Where does it hurt
Shoulder
The shoulder is a highly mobile joint. It is shaped like a ball and socket and has a very shallow contact where the arm bone and the shoulder blade intersect. This shape causes the joint to be heavily reliant on muscle support to allow for smooth and pain free movement.
Pain in the shoulder can be caused by any of the structures surrounding the joint. There can be changes to the joint surface caused by wear and tear (osteoarthritis) or due to injury (traumatic arthritis). You can stress the ligaments causing a sprain, or strain the muscles and tendons causing tendonitis i.e. rotator cuff tendonitis. Further development in imaging has also made the medical community aware of symptoms caused by tears of the cartilage surrounding the socket (labrum). Sometimes the shoulder stiffens without any injury or warning and when this happens it is called frozen shoulder.

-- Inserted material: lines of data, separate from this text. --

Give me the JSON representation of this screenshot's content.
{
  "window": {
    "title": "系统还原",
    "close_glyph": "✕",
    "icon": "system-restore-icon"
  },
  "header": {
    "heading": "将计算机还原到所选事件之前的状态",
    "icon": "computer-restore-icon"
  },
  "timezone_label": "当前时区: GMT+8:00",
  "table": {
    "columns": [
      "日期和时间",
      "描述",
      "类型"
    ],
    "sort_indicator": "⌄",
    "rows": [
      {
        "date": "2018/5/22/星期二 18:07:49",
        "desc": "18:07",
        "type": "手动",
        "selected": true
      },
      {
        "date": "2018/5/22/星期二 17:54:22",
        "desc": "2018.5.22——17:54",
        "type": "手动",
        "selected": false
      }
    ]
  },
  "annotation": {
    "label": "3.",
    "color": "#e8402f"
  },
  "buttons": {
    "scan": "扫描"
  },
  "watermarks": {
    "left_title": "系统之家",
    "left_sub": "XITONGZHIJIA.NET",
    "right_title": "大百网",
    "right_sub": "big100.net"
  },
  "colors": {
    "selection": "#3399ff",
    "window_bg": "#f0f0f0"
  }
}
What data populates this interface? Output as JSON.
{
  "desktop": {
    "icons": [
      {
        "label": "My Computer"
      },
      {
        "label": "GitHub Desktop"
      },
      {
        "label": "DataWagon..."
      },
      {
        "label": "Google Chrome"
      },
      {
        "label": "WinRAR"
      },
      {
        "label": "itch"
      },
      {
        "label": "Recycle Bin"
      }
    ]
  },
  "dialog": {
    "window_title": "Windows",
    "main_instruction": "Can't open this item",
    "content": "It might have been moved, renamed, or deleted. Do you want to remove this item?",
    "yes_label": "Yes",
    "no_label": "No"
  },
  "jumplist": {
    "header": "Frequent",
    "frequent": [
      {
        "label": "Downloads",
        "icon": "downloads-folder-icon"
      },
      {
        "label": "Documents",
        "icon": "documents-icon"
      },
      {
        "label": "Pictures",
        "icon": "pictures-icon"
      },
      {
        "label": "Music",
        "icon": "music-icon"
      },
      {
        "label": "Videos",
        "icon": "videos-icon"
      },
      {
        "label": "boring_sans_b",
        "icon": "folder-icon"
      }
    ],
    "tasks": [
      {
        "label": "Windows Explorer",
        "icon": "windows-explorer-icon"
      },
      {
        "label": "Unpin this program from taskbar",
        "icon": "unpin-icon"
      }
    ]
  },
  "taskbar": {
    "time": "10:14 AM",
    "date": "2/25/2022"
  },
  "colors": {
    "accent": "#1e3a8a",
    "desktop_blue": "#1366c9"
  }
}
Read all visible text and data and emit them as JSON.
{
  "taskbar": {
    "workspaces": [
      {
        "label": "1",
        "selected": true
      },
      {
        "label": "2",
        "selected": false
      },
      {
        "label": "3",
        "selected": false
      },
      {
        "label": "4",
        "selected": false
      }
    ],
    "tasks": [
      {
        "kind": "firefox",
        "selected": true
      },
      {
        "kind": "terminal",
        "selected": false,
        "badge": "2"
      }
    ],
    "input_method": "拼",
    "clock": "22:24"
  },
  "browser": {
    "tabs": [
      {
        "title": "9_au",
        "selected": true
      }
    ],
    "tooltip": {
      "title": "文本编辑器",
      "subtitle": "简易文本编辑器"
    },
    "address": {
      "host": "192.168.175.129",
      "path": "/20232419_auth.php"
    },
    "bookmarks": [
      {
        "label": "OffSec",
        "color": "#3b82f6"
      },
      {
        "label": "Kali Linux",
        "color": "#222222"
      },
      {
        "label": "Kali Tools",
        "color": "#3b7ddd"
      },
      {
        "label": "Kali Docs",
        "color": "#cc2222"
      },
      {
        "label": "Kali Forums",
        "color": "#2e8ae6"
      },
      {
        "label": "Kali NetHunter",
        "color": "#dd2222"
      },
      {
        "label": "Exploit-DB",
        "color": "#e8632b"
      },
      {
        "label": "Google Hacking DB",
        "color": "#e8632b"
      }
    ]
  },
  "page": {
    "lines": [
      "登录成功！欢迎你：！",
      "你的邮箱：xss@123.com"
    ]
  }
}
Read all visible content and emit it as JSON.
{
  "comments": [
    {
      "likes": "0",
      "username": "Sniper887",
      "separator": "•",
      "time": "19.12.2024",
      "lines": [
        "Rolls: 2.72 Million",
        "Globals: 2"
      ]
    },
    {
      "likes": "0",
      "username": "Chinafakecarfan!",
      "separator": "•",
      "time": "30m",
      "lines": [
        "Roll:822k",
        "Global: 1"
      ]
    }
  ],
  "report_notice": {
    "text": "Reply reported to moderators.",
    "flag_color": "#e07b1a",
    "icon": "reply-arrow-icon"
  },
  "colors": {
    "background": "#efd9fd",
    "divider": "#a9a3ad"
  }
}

At The Orthopaedic Therapy Clinic your therapist will partner with you to determine the best course of treatment for your injury. When you are having symptoms the most important first step is to understand what you have. Your therapist will provide a thorough assessment to determine whether your symptoms are caused by the joint, ligament, muscles or are referred from other structures such as the neck.
Once the injury is diagnosed the next step is to determine where you are in the recovery sequence. Treatment is predominately determined by your stage of healing as more acute injuries usually require a plan to reduce pain and inflammation. As you continue to heal the focus of your therapy shifts to the restoration of flexibility, rebuilding strength and re-establishing normal movement patterns. The final stage is to determine a strategy to help you return to full activity, sport and long-term prevention.
Our therapists have extensive experience in the care of both the acute and chronic shoulder condition. We work with clients after surgical repair of tendons i.e. rotator cuff repair or following joint replacements. We provide therapy after joint fractures and shoulder dislocations both in non-operative and post-operative conditions.